On the other side of Southeast Asia’s planning-for-the-future divide from Indonesia is Vietnam, which looks certain to have excess container handling capacity for some time to come. This discrepancy is almost entirely due to the opening of several new terminals at the deep-water port of Cai Mep in the last few years.
Planners envisioned Cai Mep as Vietnam’s bold statement of intent, a shiny new edifice to the country’s embrace of free trade and ability to meet the global shipping needs of the world’s manufacturers.
Nine investors, including various global port interests and shipping lines, secured concessions to build new terminals capable of handling the world’s largest container vessels. Five are operating, with APM Terminals, PSA and Hutchison Port Holdings among the operators.
Unfortunately, however, Cai Mep’s rows of gleaming gantries are vastly underutilized. The opening dates of more terminals to be operated by SSA Marine and CMA CGM have been delayed, or the projects put on hold.

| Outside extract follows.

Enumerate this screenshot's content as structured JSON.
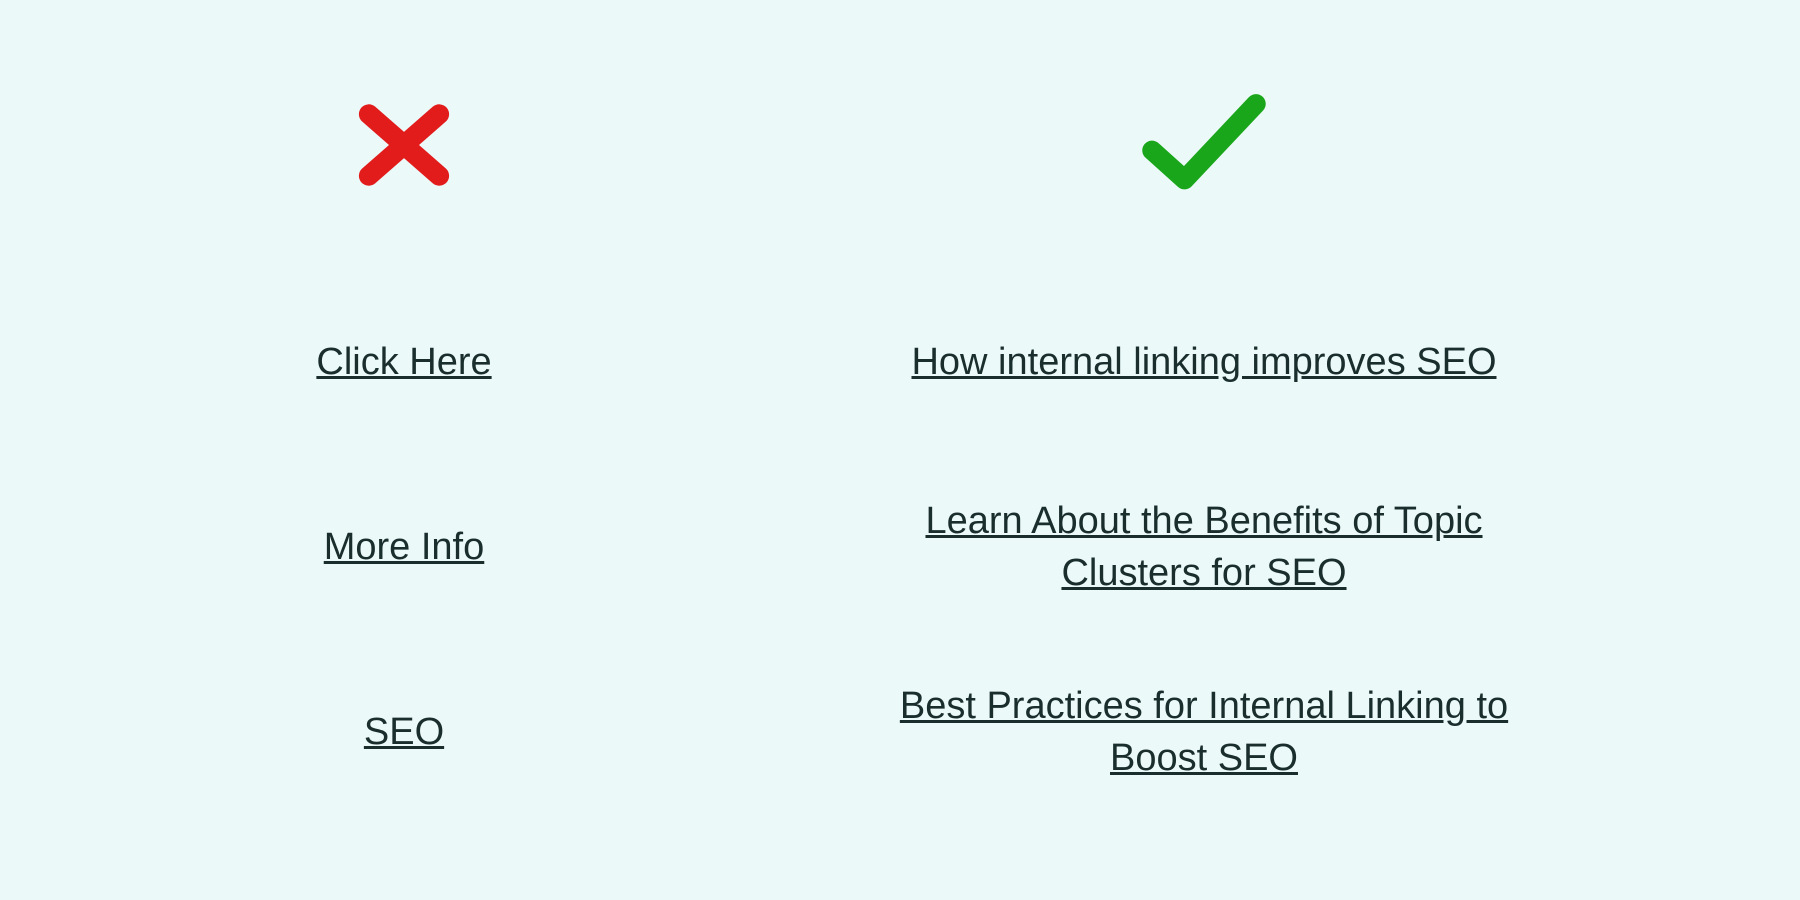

Fierce competition for cargo has slashed charges, with some carriers and operators including free barge connections to attract more boxes. “There is significant overcapacity in Cai Mep which is obvious to all, and this has certainly created extreme competition, and rate levels and therefore investment returns well below that expected by port investors,” said Malcolm Gregory, head of commercial at APM Terminals’ Cai Mep International Terminal.
The reasons for Cai Mep’s excess capacity vary. A number of carriers have cut mainline services to Europe and the U.S. from Cai Mep as part of general service restructurings over the last year. Many shippers still prefer to use congested terminals at Ho Chi Minh City, where liner calls are more frequent. Others cite the cost of trucking containers to the port or the time lost when moving them by barge or the poor road from industrial estates near Ho Chi Minh City into Cai Mep.
CMIT receives three weekly calls that handle 750,000 to 800,000 20-foot equivalent units of volume. The terminal has a design capacity of 1.1 million TEUs.
Total weekly vessel calls at Cai Mep fell in late May to nine from 17 a year earlier, but had been lower earlier in the year, Gregory said. He attributed the decline “to issues within the shipping industry such as the retrenchment of CSAV services and the rejigging of vessel-sharing alliances rather than any issues with Cai Mep. Overall volumes in Cai Mep are not declining. there are simply fewer vessel calls with larger volumes on each call,” he said.
A spokesman for CMA CGM, which calls at Cai Mep with its FAL3 service on the Asia-Europe trade, said enlargement of a road link to the port would be completed later this year. This wouldn’t necessarily boost volumes, however, because most shippers preferred to use barge, he said.
He couldn’t confirm whether CMA CGM would proceed with building its terminal at the port but said the line was committed to using Cai Mep more in the future.
A spokeswoman at a major Asia-based line that offers direct services from Cai Mep to Europe and the U.S. admitted there were additional cost and time concerns involved for shipments via the port because shippers had to use either barge or truck to get shipments there. “Shippers still prefer to use Saigon (Ho Chi Minh) ports where the sailing frequency is higher and involves less cost,” she said. “Barge is cheaper than truck but takes a longer time. Road infrastructure … also at times cannot cope with the load.”
Stephen Ng, director of corporate planning at OOCL, agrees. “We see that barging is more viable in meeting most of our customers’ requirements,” he said. “Some of our cargo would go by truck for our door-to-door services but we believe that further road infrastructure support and expansion would help improve transportation efficiency and reach.” Three OOCL services call directly at Cai Mep, and the company is part of a Loop 1 service offered through the G6 Alliance.
Gregory, however, is optimistic demand will catch up with terminal capacity. He points to container volume growth in southern Vietnam of 9 percent last year and 14 percent in the first quarter of this year as cause for hope.
“We do see the situation improving as overall market growth in south Vietnam catches up with overall port capacity,” he said. “The terminals in Ho Chi Minh City are at, or over, capacity already.”